A complement is a secondary part of a sentence. It is placed after a predicate expressed by a verb or adjective, and expresses the speaker's view of the chance of success.
The simple directional complements consist of one character.
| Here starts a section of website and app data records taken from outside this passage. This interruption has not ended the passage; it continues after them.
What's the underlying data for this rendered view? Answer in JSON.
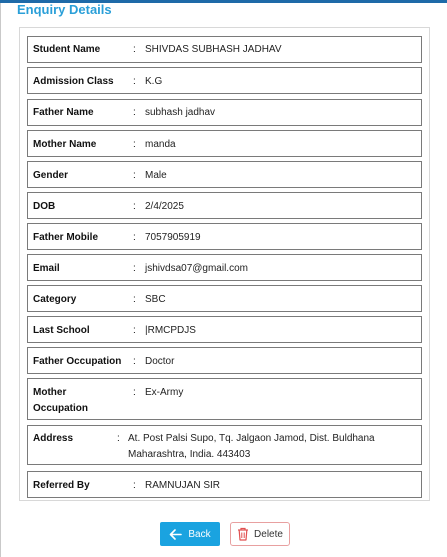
{
  "page": {
    "title": "Enquiry Details"
  },
  "fields": [
    {
      "label": "Student Name",
      "value": "SHIVDAS SUBHASH JADHAV"
    },
    {
      "label": "Admission Class",
      "value": "K.G"
    },
    {
      "label": "Father Name",
      "value": "subhash jadhav"
    },
    {
      "label": "Mother Name",
      "value": "manda"
    },
    {
      "label": "Gender",
      "value": "Male"
    },
    {
      "label": "DOB",
      "value": "2/4/2025"
    },
    {
      "label": "Father Mobile",
      "value": "7057905919"
    },
    {
      "label": "Email",
      "value": "jshivdsa07@gmail.com"
    },
    {
      "label": "Category",
      "value": "SBC"
    },
    {
      "label": "Last School",
      "value": "|RMCPDJS"
    },
    {
      "label": "Father Occupation",
      "value": "Doctor"
    },
    {
      "label": "Mother Occupation",
      "value": "Ex-Army"
    },
    {
      "label": "Address",
      "value": "At. Post Palsi Supo, Tq. Jalgaon Jamod, Dist. Buldhana Maharashtra, India. 443403"
    },
    {
      "label": "Referred By",
      "value": "RAMNUJAN SIR"
    }
  ],
  "separator": ":",
  "buttons": {
    "back_label": "Back",
    "delete_label": "Delete"
  },
  "icons": {
    "back": "arrow-left-icon",
    "delete": "trash-icon"
  },
  "colors": {
    "accent": "#2a9fd8",
    "back_button": "#1aa3e0",
    "delete_icon": "#e05050"
  }
}
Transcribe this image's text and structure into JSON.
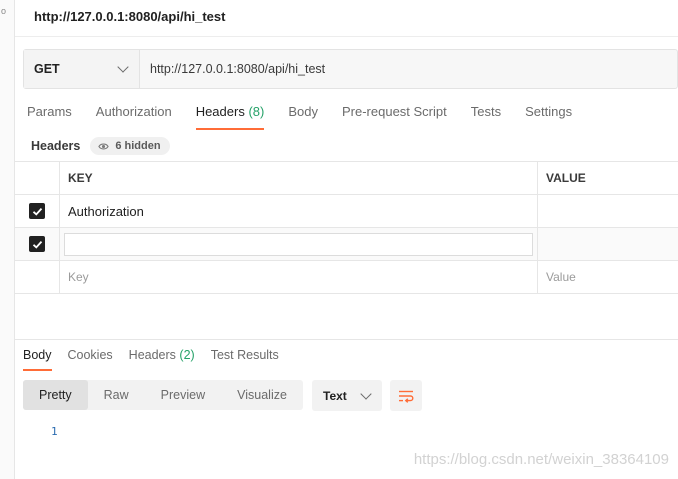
{
  "window": {
    "title": "http://127.0.0.1:8080/api/hi_test"
  },
  "gutter": {
    "mark": "o"
  },
  "request": {
    "method": "GET",
    "url": "http://127.0.0.1:8080/api/hi_test"
  },
  "request_tabs": {
    "params": "Params",
    "authorization": "Authorization",
    "headers": "Headers",
    "headers_count": "(8)",
    "body": "Body",
    "pre_request": "Pre-request Script",
    "tests": "Tests",
    "settings": "Settings"
  },
  "headers_section": {
    "label": "Headers",
    "hidden": "6 hidden"
  },
  "table": {
    "columns": {
      "key": "KEY",
      "value": "VALUE"
    },
    "rows": [
      {
        "key": "Authorization",
        "value": ""
      }
    ],
    "placeholder": {
      "key": "Key",
      "value": "Value"
    }
  },
  "response_tabs": {
    "body": "Body",
    "cookies": "Cookies",
    "headers": "Headers",
    "headers_count": "(2)",
    "test_results": "Test Results"
  },
  "view_modes": {
    "pretty": "Pretty",
    "raw": "Raw",
    "preview": "Preview",
    "visualize": "Visualize"
  },
  "format": {
    "selected": "Text"
  },
  "editor": {
    "line_number": "1"
  },
  "watermark": "https://blog.csdn.net/weixin_38364109",
  "colors": {
    "accent": "#ff6c37",
    "count_green": "#26a269",
    "checkbox": "#212121"
  }
}
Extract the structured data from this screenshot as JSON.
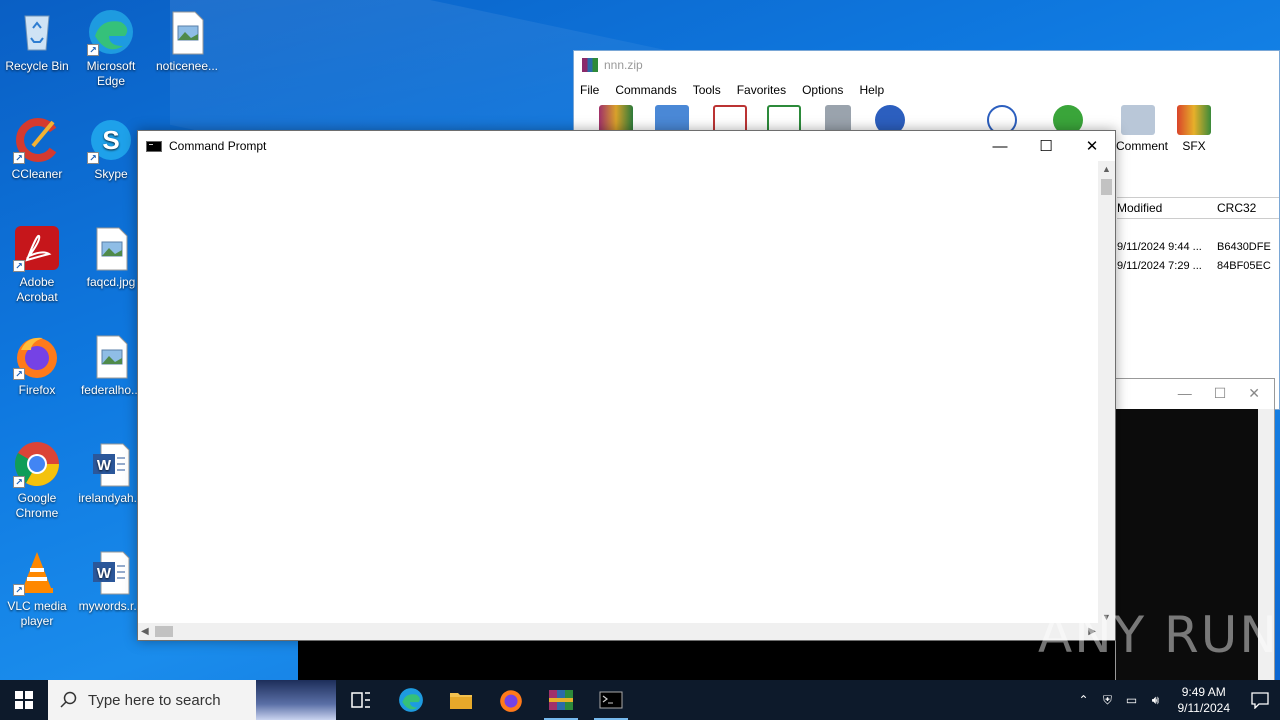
{
  "desktop": {
    "icons": [
      {
        "label": "Recycle Bin",
        "icon": "recycle-bin-icon"
      },
      {
        "label": "Microsoft Edge",
        "icon": "edge-icon"
      },
      {
        "label": "noticenee...",
        "icon": "image-file-icon"
      },
      {
        "label": "CCleaner",
        "icon": "ccleaner-icon"
      },
      {
        "label": "Skype",
        "icon": "skype-icon"
      },
      {
        "label": "Adobe Acrobat",
        "icon": "acrobat-icon"
      },
      {
        "label": "faqcd.jpg",
        "icon": "image-file-icon"
      },
      {
        "label": "Firefox",
        "icon": "firefox-icon"
      },
      {
        "label": "federalho...",
        "icon": "image-file-icon"
      },
      {
        "label": "Google Chrome",
        "icon": "chrome-icon"
      },
      {
        "label": "irelandyah...",
        "icon": "word-doc-icon"
      },
      {
        "label": "VLC media player",
        "icon": "vlc-icon"
      },
      {
        "label": "mywords.r...",
        "icon": "word-doc-icon"
      }
    ]
  },
  "winrar": {
    "title": "nnn.zip",
    "menu": [
      "File",
      "Commands",
      "Tools",
      "Favorites",
      "Options",
      "Help"
    ],
    "toolbar": [
      "Comment",
      "SFX"
    ],
    "columns": [
      "Modified",
      "CRC32"
    ],
    "rows": [
      {
        "modified": "9/11/2024 9:44 ...",
        "crc": "B6430DFE"
      },
      {
        "modified": "9/11/2024 7:29 ...",
        "crc": "84BF05EC"
      }
    ]
  },
  "cmd": {
    "title": "Command Prompt",
    "minimize": "—",
    "maximize": "☐",
    "close": "✕"
  },
  "watermark": "ANY RUN",
  "taskbar": {
    "search_placeholder": "Type here to search",
    "time": "9:49 AM",
    "date": "9/11/2024"
  }
}
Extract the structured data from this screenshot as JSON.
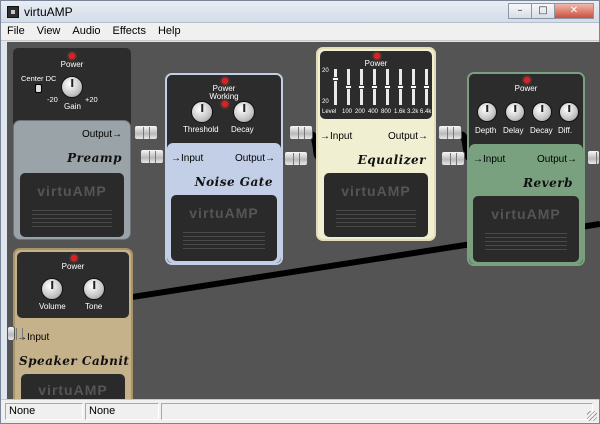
{
  "window": {
    "title": "virtuAMP",
    "minimize": "–",
    "maximize": "□",
    "close": "✕"
  },
  "menu": [
    "File",
    "View",
    "Audio",
    "Effects",
    "Help"
  ],
  "brand": "virtuAMP",
  "pedals": {
    "preamp": {
      "name": "Preamp",
      "power": "Power",
      "toggle_label": "Center DC",
      "gain_label": "Gain",
      "gain_min": "-20",
      "gain_max": "+20",
      "output": "Output→",
      "color": "#9aa3a7"
    },
    "noise_gate": {
      "name": "Noise Gate",
      "power": "Power",
      "working": "Working",
      "threshold": "Threshold",
      "decay": "Decay",
      "input": "→Input",
      "output": "Output→",
      "color": "#c3cfe6"
    },
    "equalizer": {
      "name": "Equalizer",
      "power": "Power",
      "input": "→Input",
      "output": "Output→",
      "color": "#f1efd2",
      "bands": [
        "Level",
        "100",
        "200",
        "400",
        "800",
        "1.6k",
        "3.2k",
        "6.4k"
      ],
      "scale_top": "20",
      "scale_bottom": "20"
    },
    "reverb": {
      "name": "Reverb",
      "power": "Power",
      "depth": "Depth",
      "delay": "Delay",
      "decay": "Decay",
      "diff": "Diff.",
      "input": "→Input",
      "output": "Output→",
      "color": "#7aa17f"
    },
    "speaker_cabinet": {
      "name": "Speaker Cabnit",
      "power": "Power",
      "volume": "Volume",
      "tone": "Tone",
      "input": "→Input",
      "color": "#c6b28a"
    }
  },
  "status": [
    "None",
    "None"
  ],
  "colors": {
    "canvas": "#545454",
    "led": "#e02020"
  }
}
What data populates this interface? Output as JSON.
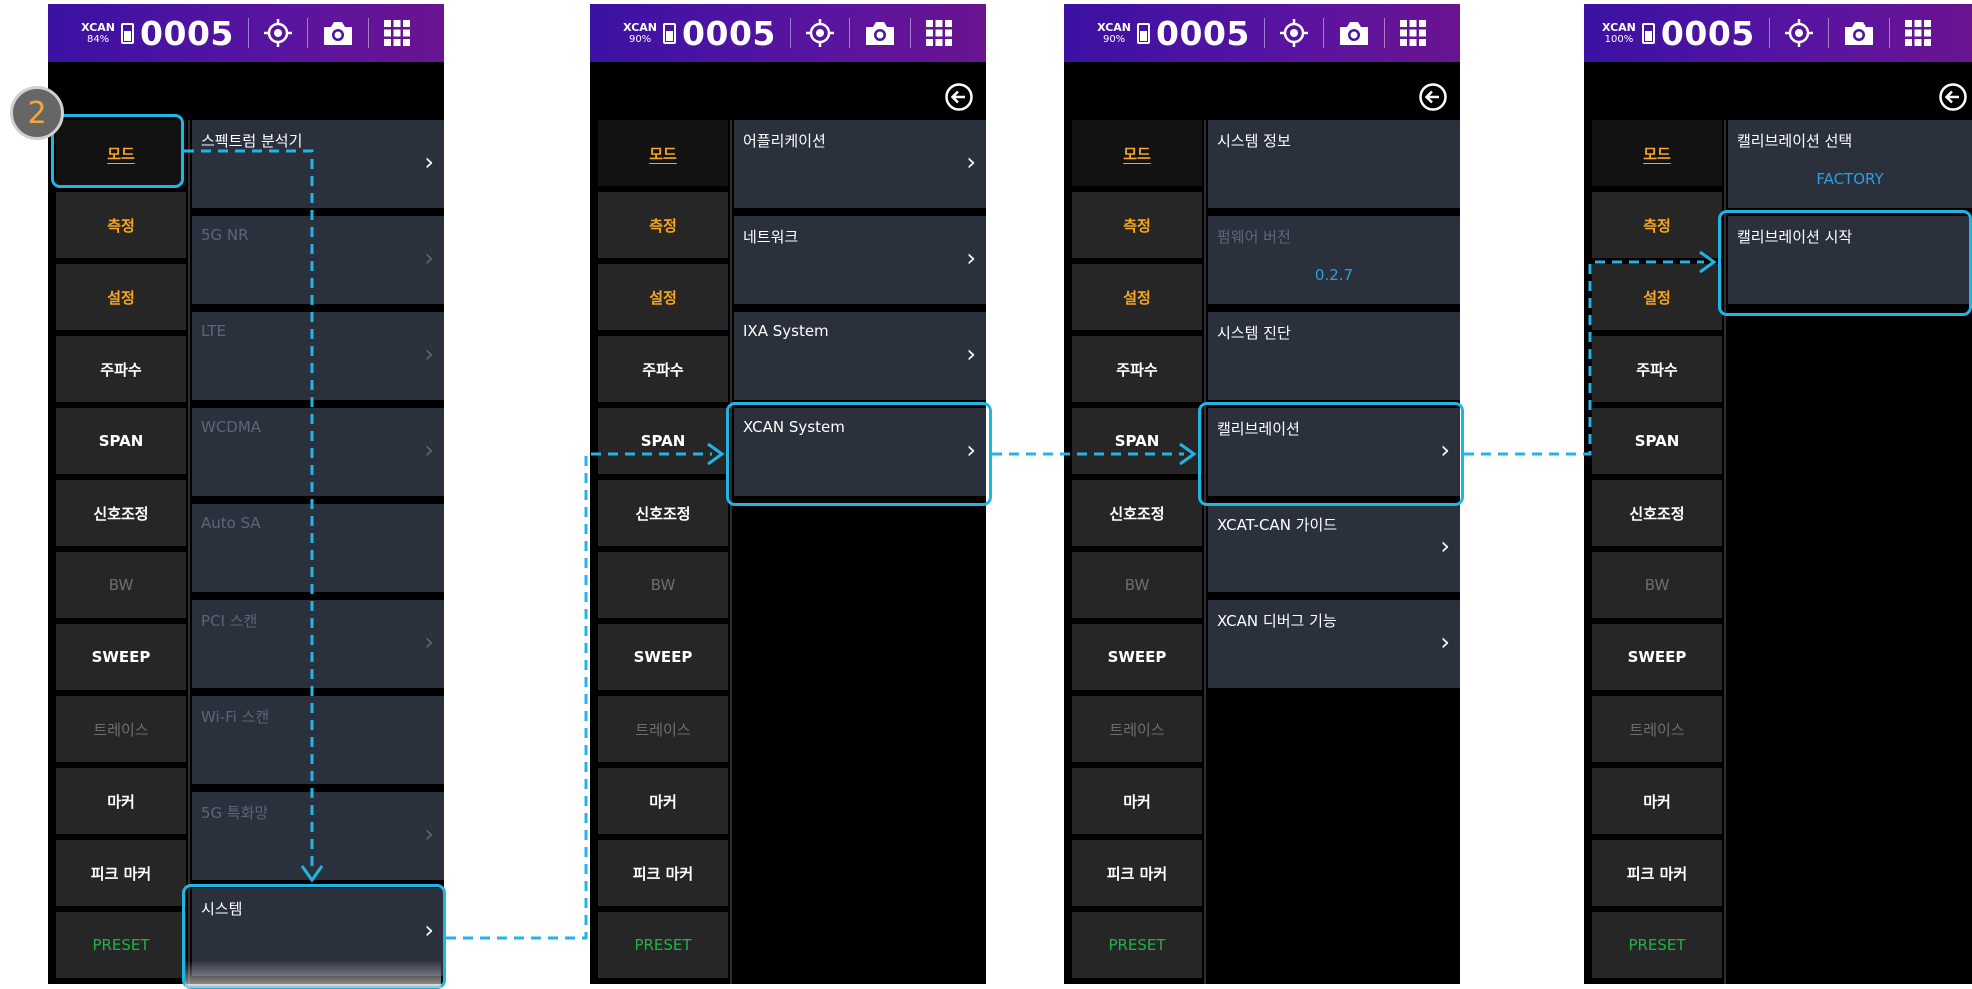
{
  "status_bar": {
    "label": "XCAN",
    "counter": "0005"
  },
  "screens": [
    {
      "battery": "84%",
      "step_number": "2",
      "left_menu": [
        "모드",
        "측정",
        "설정",
        "주파수",
        "SPAN",
        "신호조정",
        "BW",
        "SWEEP",
        "트레이스",
        "마커",
        "피크 마커",
        "PRESET"
      ],
      "items": [
        {
          "label": "스펙트럼 분석기"
        },
        {
          "label": "5G NR"
        },
        {
          "label": "LTE"
        },
        {
          "label": "WCDMA"
        },
        {
          "label": "Auto SA"
        },
        {
          "label": "PCI 스캔"
        },
        {
          "label": "Wi-Fi 스캔"
        },
        {
          "label": "5G 특화망"
        },
        {
          "label": "시스템"
        }
      ]
    },
    {
      "battery": "90%",
      "left_menu": [
        "모드",
        "측정",
        "설정",
        "주파수",
        "SPAN",
        "신호조정",
        "BW",
        "SWEEP",
        "트레이스",
        "마커",
        "피크 마커",
        "PRESET"
      ],
      "items": [
        {
          "label": "어플리케이션"
        },
        {
          "label": "네트워크"
        },
        {
          "label": "IXA System"
        },
        {
          "label": "XCAN System"
        }
      ]
    },
    {
      "battery": "90%",
      "left_menu": [
        "모드",
        "측정",
        "설정",
        "주파수",
        "SPAN",
        "신호조정",
        "BW",
        "SWEEP",
        "트레이스",
        "마커",
        "피크 마커",
        "PRESET"
      ],
      "items": [
        {
          "label": "시스템 정보"
        },
        {
          "label": "펌웨어 버전",
          "value": "0.2.7"
        },
        {
          "label": "시스템 진단"
        },
        {
          "label": "캘리브레이션"
        },
        {
          "label": "XCAT-CAN 가이드"
        },
        {
          "label": "XCAN 디버그 기능"
        }
      ]
    },
    {
      "battery": "100%",
      "left_menu": [
        "모드",
        "측정",
        "설정",
        "주파수",
        "SPAN",
        "신호조정",
        "BW",
        "SWEEP",
        "트레이스",
        "마커",
        "피크 마커",
        "PRESET"
      ],
      "items": [
        {
          "label": "캘리브레이션 선택",
          "value": "FACTORY"
        },
        {
          "label": "캘리브레이션 시작"
        }
      ]
    }
  ],
  "colors": {
    "accent_highlight": "#21b5e6",
    "status_bar": "#4a14a0",
    "menu_orange": "#f5a623",
    "menu_green": "#21b24b",
    "value_blue": "#2b9fe0",
    "submenu_bg": "#2b303d"
  },
  "icons": [
    "battery-icon",
    "crosshair-icon",
    "camera-icon",
    "grid-icon",
    "back-arrow-icon",
    "chevron-right-icon"
  ]
}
The simple directional complements are expressed by directional verbs.
来 and 去 are the most commonly used.
If the action moves towards the speaker or comes closer in any way, use 来.
If the action moves away from the speaker or becomes more distant in any way, use 去.
Let's compare these complements:
"A" is on the first floor, "B" is on the second. "A" says to "B": 下来吧 .
来 is used because the action "to come down" would will be movement moved towards speaker "A", and "B" will come closer to "A".
"B" replies: 我不能下去 .
去 is used because speaker "B" will move away from where he is now.
"A" is in the house, "B" and "C" are outside this house. "A" says to "B": 进来吧 .
来 is used because the action "to come in" would be movement be movement moved towards speaker "A", and "B" will come closer to "A".
Someone will ask "C": "Where is "A"?", "C" will answer: A进去了 .
去 is used because "A" has become more distant from speaker "C".
If there is an adverbial modifier of place or an object in the sentence, they are placed between the verb and the complement 来/去.
The predicate is "divided".
adverbial modifier of place
Come into the classroom
jìn jiàoshì lái
I want to bring my backpack
wǒ xiǎng dài bèibāo qù
进来教室 or 带去背包 are not used.
If there is both an adverbial modifier of place and an object in the sentence, the structure is:
Bring a chair upstairs
ná yǐzi lái lóu shàng
了 is used only as a particle at the end of a sentence.
Other directional complements
Let's consider the other directional complements.
进 — the direction of a movement going from outside to inside.
走进 渗进 出 — the direction of a movement going from inside to outside.
拿出 上 — the direction of a movement going from low to high.
登上 跳上 下 — the direction of a movement going from high to low.
放下 垂下 回 — movements that are coming back or returning.
带回 取回 过 — movements that come across or go across.
跑过 钻过 起 — the direction of a movement going upwards.
Let's compare 起 and 上:
上 indicates movement in space, and can be used with an adverbial modifier of place.
起 has the meaning of "to move upwards from the surface". 起 cannot be used with an adverbial modifier of place.
An adverbial modifier of place and an object are placed after a complement (except 来 and 去) and a verb.
to run downstairs
to take out a notebook
了 can be used as a particle at the end of a sentence and as a suffix after the verb.
It is not always necessary to use complements. If we are talking about the movement itself or the purpose of the movement, it is enough to use only a verb. Complements are necessary to clarify the direction.
孩子跑了 — the direction is unknown. What is more important here is how the child moves: he runs.
孩子跑来了 — 来 indicates that the running was directed towards the speaker.
没 or 没有 is placed before the predicate to negate a sentence.
They didn't bring their passports
tāmen méi dàilái hùzhào
We didn't go home
wǒmen méiyǒu huíjiā qù
The negative adverb 不 is used only in conditional sentences and before modal verbs.